> _App and web page records_:
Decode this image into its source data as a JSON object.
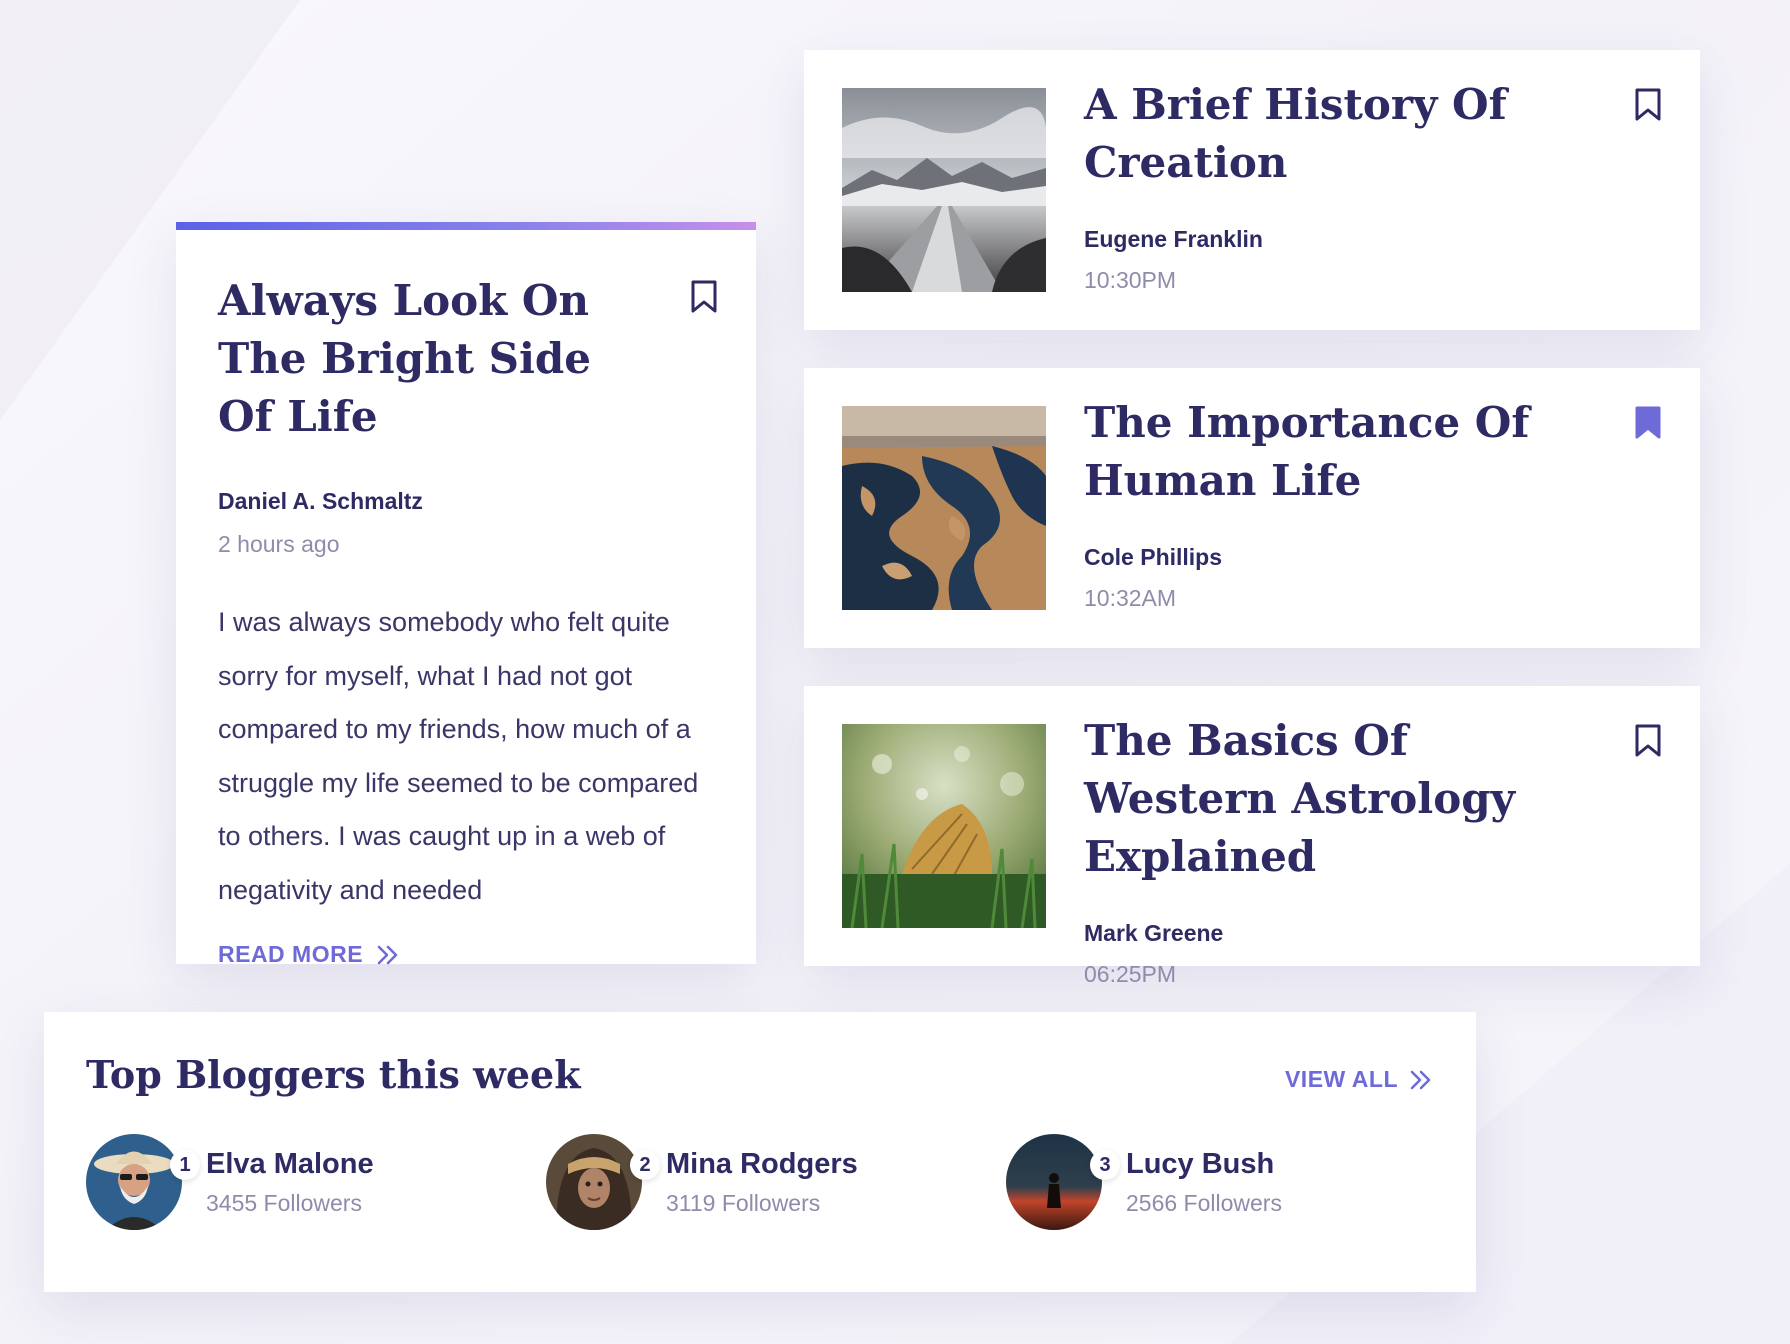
{
  "featured": {
    "title": "Always Look On The Bright Side Of Life",
    "author": "Daniel A. Schmaltz",
    "time": "2 hours ago",
    "excerpt": "I was always somebody who felt quite sorry for myself, what I had not got compared to my friends, how much of a struggle my life seemed to be compared to others. I was caught up in a web of negativity and needed",
    "read_more": "READ MORE",
    "bookmarked": false
  },
  "articles": [
    {
      "title": "A Brief History Of Creation",
      "author": "Eugene Franklin",
      "time": "10:30PM",
      "bookmarked": false,
      "thumb": "snowy-road-image"
    },
    {
      "title": "The Importance Of Human Life",
      "author": "Cole Phillips",
      "time": "10:32AM",
      "bookmarked": true,
      "thumb": "lake-aerial-image"
    },
    {
      "title": "The Basics Of Western Astrology Explained",
      "author": "Mark Greene",
      "time": "06:25PM",
      "bookmarked": false,
      "thumb": "autumn-leaf-image"
    }
  ],
  "bloggers": {
    "title": "Top Bloggers this week",
    "view_all": "VIEW ALL",
    "items": [
      {
        "rank": "1",
        "name": "Elva Malone",
        "followers": "3455 Followers"
      },
      {
        "rank": "2",
        "name": "Mina Rodgers",
        "followers": "3119 Followers"
      },
      {
        "rank": "3",
        "name": "Lucy Bush",
        "followers": "2566 Followers"
      }
    ]
  },
  "colors": {
    "accent": "#6e6ad8",
    "title": "#2d2a64",
    "muted": "#8e8cab"
  }
}
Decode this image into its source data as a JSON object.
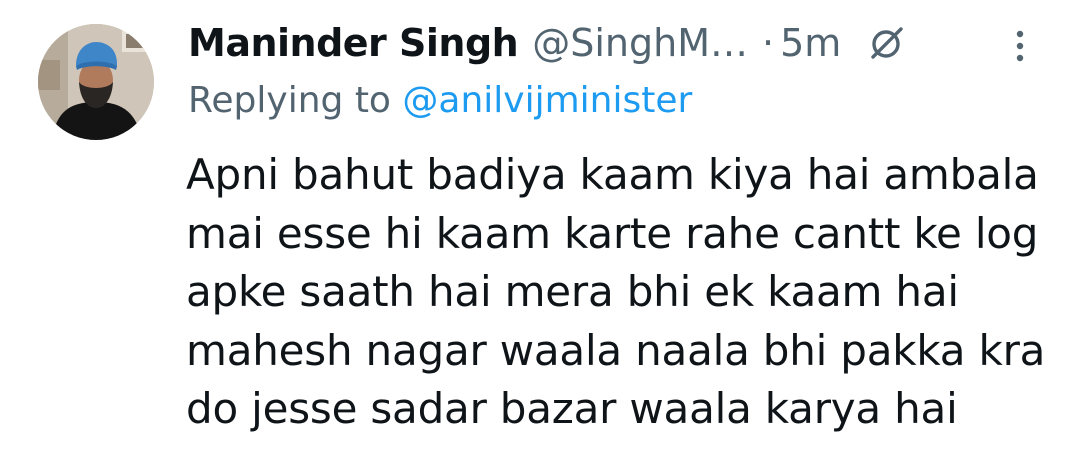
{
  "tweet": {
    "author": {
      "display_name": "Maninder Singh",
      "handle": "@SinghM…"
    },
    "separator": "·",
    "timestamp": "5m",
    "replying_prefix": "Replying to",
    "replying_to": "@anilvijminister",
    "text": "Apni bahut badiya kaam kiya hai ambala\nmai esse hi kaam karte rahe cantt ke log\napke saath hai mera bhi ek kaam hai\nmahesh nagar waala naala bhi pakka kra\ndo jesse sadar bazar waala karya hai"
  },
  "icons": {
    "grok": "grok-icon",
    "more": "more-vertical-icon"
  },
  "colors": {
    "primary_text": "#0f1419",
    "secondary_text": "#536471",
    "link": "#1d9bf0",
    "background": "#ffffff"
  }
}
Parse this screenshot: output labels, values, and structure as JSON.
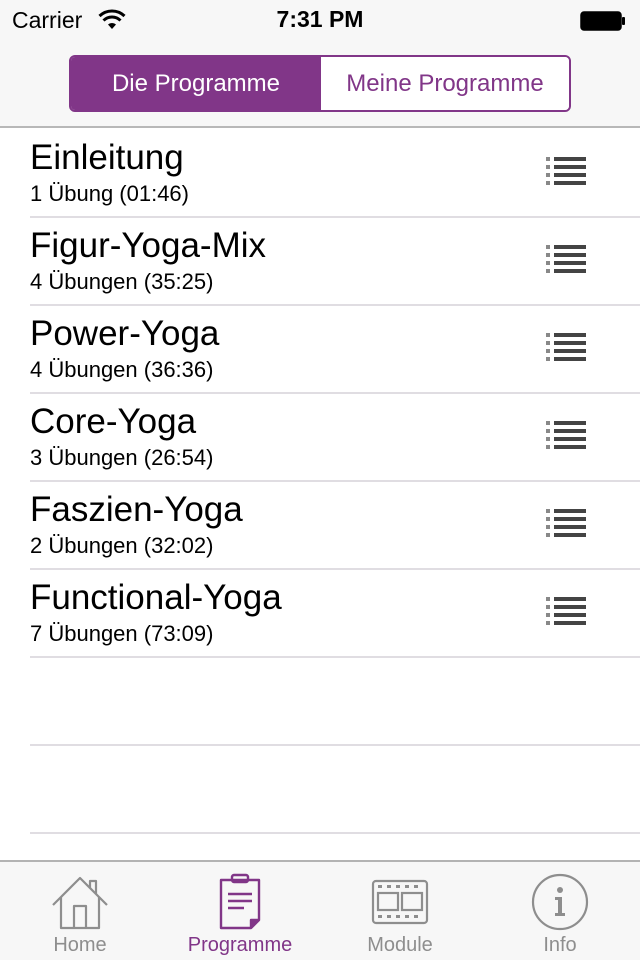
{
  "status_bar": {
    "carrier": "Carrier",
    "time": "7:31 PM",
    "wifi_icon": "wifi-icon",
    "battery_icon": "battery-full-icon"
  },
  "segmented_control": {
    "selected_index": 0,
    "segments": [
      {
        "label": "Die Programme"
      },
      {
        "label": "Meine Programme"
      }
    ]
  },
  "programs": [
    {
      "title": "Einleitung",
      "subtitle": "1 Übung (01:46)",
      "icon": "list-icon"
    },
    {
      "title": "Figur-Yoga-Mix",
      "subtitle": "4 Übungen (35:25)",
      "icon": "list-icon"
    },
    {
      "title": "Power-Yoga",
      "subtitle": "4 Übungen (36:36)",
      "icon": "list-icon"
    },
    {
      "title": "Core-Yoga",
      "subtitle": "3 Übungen (26:54)",
      "icon": "list-icon"
    },
    {
      "title": "Faszien-Yoga",
      "subtitle": "2 Übungen (32:02)",
      "icon": "list-icon"
    },
    {
      "title": "Functional-Yoga",
      "subtitle": "7 Übungen (73:09)",
      "icon": "list-icon"
    }
  ],
  "tab_bar": {
    "selected_index": 1,
    "tabs": [
      {
        "label": "Home",
        "icon": "house-icon"
      },
      {
        "label": "Programme",
        "icon": "clipboard-icon"
      },
      {
        "label": "Module",
        "icon": "film-strip-icon"
      },
      {
        "label": "Info",
        "icon": "info-icon"
      }
    ]
  },
  "colors": {
    "accent": "#813688",
    "tab_inactive": "#8e8e8e",
    "list_icon": "#444444",
    "separator": "#e0dde2"
  }
}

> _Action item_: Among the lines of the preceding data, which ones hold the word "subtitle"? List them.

> _Result of the exercise_:
      "subtitle": "1 Übung (01:46)",
      "subtitle": "4 Übungen (35:25)",
      "subtitle": "4 Übungen (36:36)",
      "subtitle": "3 Übungen (26:54)",
      "subtitle": "2 Übungen (32:02)",
      "subtitle": "7 Übungen (73:09)",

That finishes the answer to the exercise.